■ **Extracted entries**
★ ★ ★

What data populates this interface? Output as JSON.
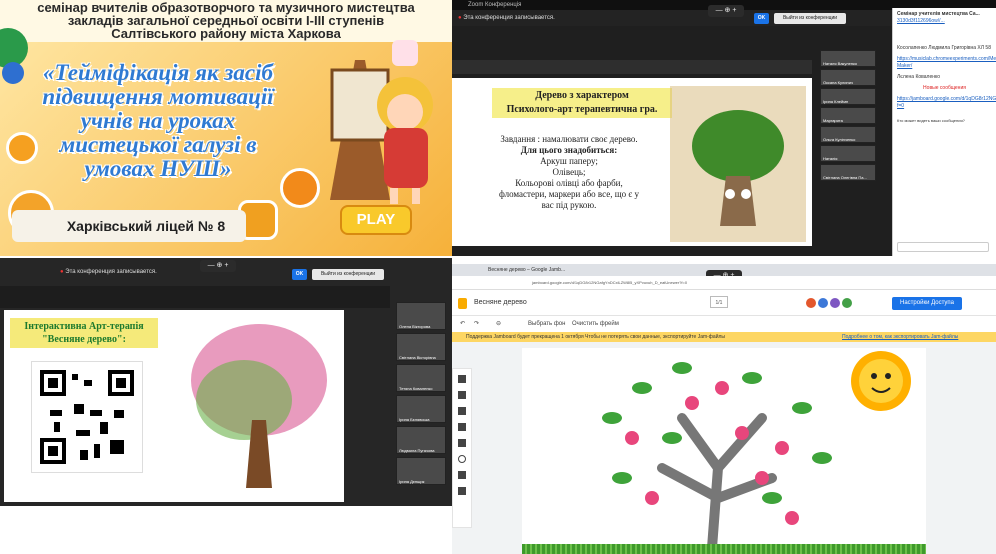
{
  "banner": {
    "header_lines": [
      "семінар вчителів образотворчого та музичного мистецтва",
      "закладів загальної середньої освіти І-ІІІ ступенів",
      "Салтівського району міста Харкова"
    ],
    "title_lines": [
      "«Тейміфікація як засіб",
      "підвищення мотивації",
      "учнів на уроках",
      "мистецької галузі в",
      "умовах НУШ»"
    ],
    "school": "Харківський ліцей № 8",
    "play": "PLAY"
  },
  "zoom1": {
    "window_title": "Zoom Конференція",
    "record_notice": "Эта конференция записывается.",
    "ok": "OK",
    "leave": "Выйти из конференции",
    "slide_title_lines": [
      "Дерево з характером",
      "Психолого-арт терапевтична гра."
    ],
    "slide_body_lines": [
      "Завдання : намалювати своє дерево.",
      "Для цього знадобиться:",
      "Аркуш паперу;",
      "Олівець;",
      "Кольорові олівці або фарби,",
      "фломастери, маркери або все, що є у",
      "вас під рукою."
    ],
    "participants": [
      "Наталя Вакуленко",
      "Оксана Кулинич",
      "Ірина Клеймн",
      "Маргарита",
      "Ольга Кулінченко",
      "Наталія",
      "Світлана Олегівна Па..."
    ],
    "chat": {
      "title": "Семінар учителів мистецтва Са...",
      "link_top": "3130d3f112696ow//...",
      "author1": "Косолапенко Людмила Григорівна ХЛ 58",
      "link1": "https://musiclab.chromeexperiments.com/Melody-Maker/",
      "author2": "Лєлена Коваленко",
      "new_label": "Новые сообщения",
      "link2": "https://jamboard.google.com/d/1qDG8r12NGafgYnDCxlLZW8l5_yXPvuxuh_D_eatUnewer?f=0",
      "hint": "Кто может видеть ваши сообщения?"
    }
  },
  "zoom2": {
    "record_notice": "Эта конференция записывается.",
    "ok": "OK",
    "leave": "Выйти из конференции",
    "slide_title_lines": [
      "Інтерактивна Арт-терапія",
      "\"Весняне дерево\":"
    ],
    "participants": [
      "Олена Вікторова",
      "Світлана Вікторівна",
      "Тетяна Коваленко",
      "Ірина Бєлявська",
      "Людмила Пугачова",
      "Ірина Дєнщик"
    ]
  },
  "jamboard": {
    "tab": "Весняне дерево – Google Jamb...",
    "url": "jamboard.google.com/d/1qDG8r12NGafgYnDCxlLZW8l5_yXPvuxuh_D_eatUnewer?f=0",
    "board_name": "Весняне дерево",
    "share": "Настройки Доступа",
    "set_bg": "Выбрать фон",
    "clear": "Очистить фрейм",
    "banner_text": "Поддержка Jamboard будет прекращена 1 октября   Чтобы не потерять свои данные, экспортируйте Jam-файлы",
    "banner_link": "Подробнее о том, как экспортировать Jam-файлы",
    "frame_counter": "1/1"
  }
}
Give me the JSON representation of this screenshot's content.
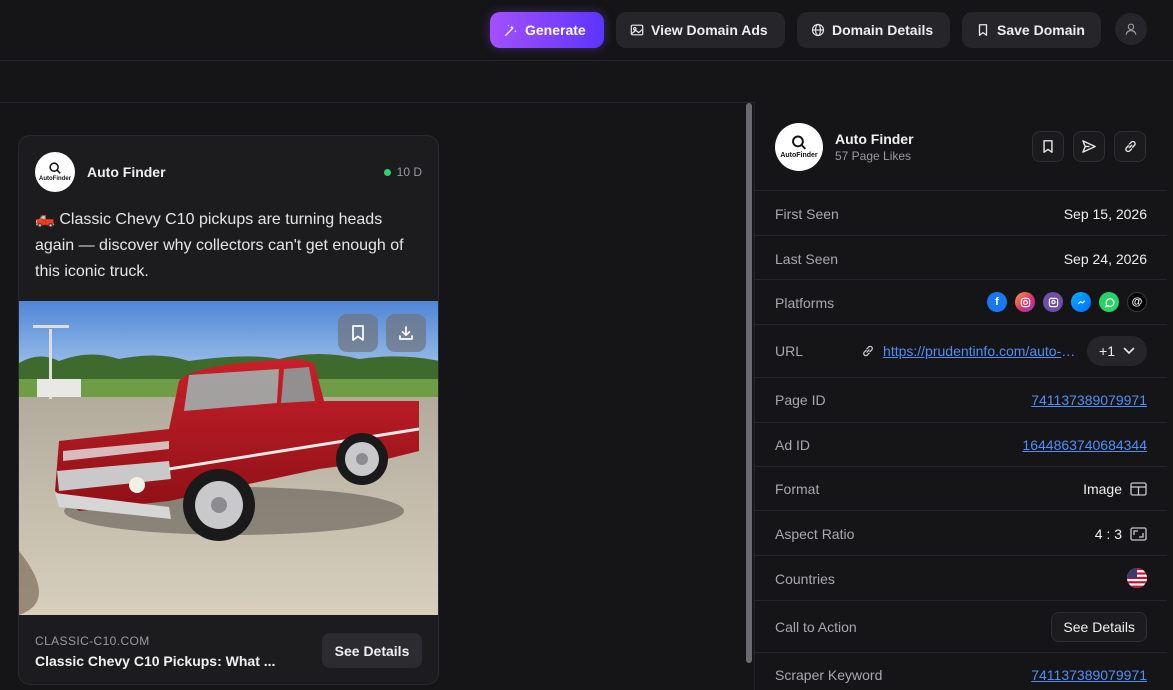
{
  "topbar": {
    "generate_label": "Generate",
    "view_ads_label": "View Domain Ads",
    "domain_details_label": "Domain Details",
    "save_domain_label": "Save Domain"
  },
  "ad_card": {
    "brand_name": "Auto Finder",
    "logo_text": "AutoFinder",
    "age": "10 D",
    "status_color": "#2fd16a",
    "emoji": "🛻",
    "body_text": "Classic Chevy C10 pickups are turning heads again — discover why collectors can't get enough of this iconic truck.",
    "domain": "CLASSIC-C10.COM",
    "headline": "Classic Chevy C10 Pickups: What ...",
    "cta_label": "See Details"
  },
  "panel": {
    "brand_name": "Auto Finder",
    "logo_text": "AutoFinder",
    "likes": "57 Page Likes",
    "rows": {
      "first_seen": {
        "label": "First Seen",
        "value": "Sep 15, 2026"
      },
      "last_seen": {
        "label": "Last Seen",
        "value": "Sep 24, 2026"
      },
      "platforms": {
        "label": "Platforms",
        "items": [
          "facebook-icon",
          "instagram-icon",
          "audience-network-icon",
          "messenger-icon",
          "whatsapp-icon",
          "threads-icon"
        ]
      },
      "url": {
        "label": "URL",
        "value": "https://prudentinfo.com/auto-finder",
        "more": "+1"
      },
      "page_id": {
        "label": "Page ID",
        "value": "741137389079971"
      },
      "ad_id": {
        "label": "Ad ID",
        "value": "1644863740684344"
      },
      "format": {
        "label": "Format",
        "value": "Image"
      },
      "aspect_ratio": {
        "label": "Aspect Ratio",
        "value": "4 : 3"
      },
      "countries": {
        "label": "Countries",
        "flag": "us-flag-icon"
      },
      "cta": {
        "label": "Call to Action",
        "value": "See Details"
      },
      "scraper_keyword": {
        "label": "Scraper Keyword",
        "value": "741137389079971"
      }
    }
  },
  "colors": {
    "accent_gradient_start": "#a250ff",
    "accent_gradient_end": "#5a34ff",
    "link": "#4f8ff7",
    "background": "#151517"
  }
}
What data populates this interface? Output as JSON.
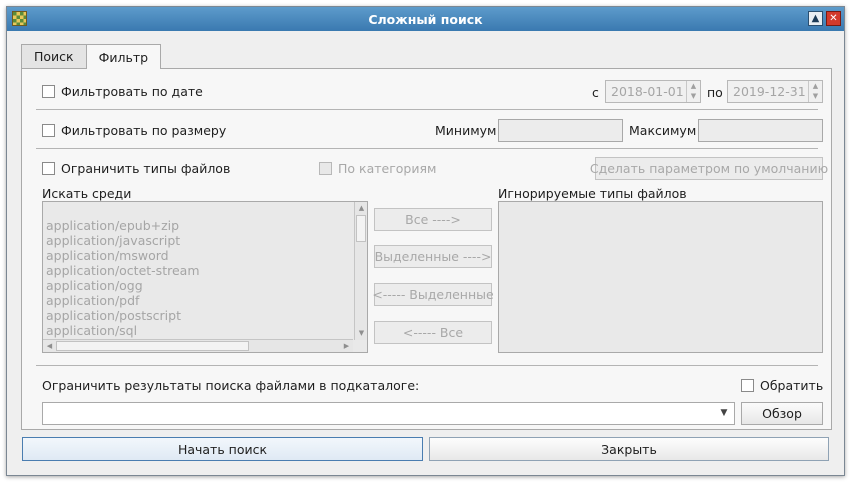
{
  "window": {
    "title": "Сложный поиск",
    "maximize_icon": "arrow-up-icon",
    "close_icon": "close-icon"
  },
  "tabs": [
    {
      "label": "Поиск",
      "active": false
    },
    {
      "label": "Фильтр",
      "active": true
    }
  ],
  "date_filter": {
    "label": "Фильтровать по дате",
    "from_label": "с",
    "from_value": "2018-01-01",
    "to_label": "по",
    "to_value": "2019-12-31"
  },
  "size_filter": {
    "label": "Фильтровать по размеру",
    "min_label": "Минимум",
    "min_value": "",
    "max_label": "Максимум",
    "max_value": ""
  },
  "type_filter": {
    "label": "Ограничить типы файлов",
    "by_category_label": "По категориям",
    "default_button": "Сделать параметром по умолчанию"
  },
  "search_among": {
    "label": "Искать среди",
    "items": [
      "application/epub+zip",
      "application/javascript",
      "application/msword",
      "application/octet-stream",
      "application/ogg",
      "application/pdf",
      "application/postscript",
      "application/sql"
    ]
  },
  "move_buttons": {
    "all_right": "Все ---->",
    "selected_right": "Выделенные ---->",
    "selected_left": "<----- Выделенные",
    "all_left": "<----- Все"
  },
  "ignored_types": {
    "label": "Игнорируемые типы файлов"
  },
  "subdir": {
    "label": "Ограничить результаты поиска файлами в подкаталоге:",
    "invert_label": "Обратить",
    "value": "",
    "browse_button": "Обзор"
  },
  "footer": {
    "start_button": "Начать поиск",
    "close_button": "Закрыть"
  }
}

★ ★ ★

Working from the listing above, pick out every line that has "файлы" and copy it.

■ **Exercise response**
    "banner_text": "Поддержка Jamboard будет прекращена 1 октября   Чтобы не потерять свои данные, экспортируйте Jam-файлы",
    "banner_link": "Подробнее о том, как экспортировать Jam-файлы",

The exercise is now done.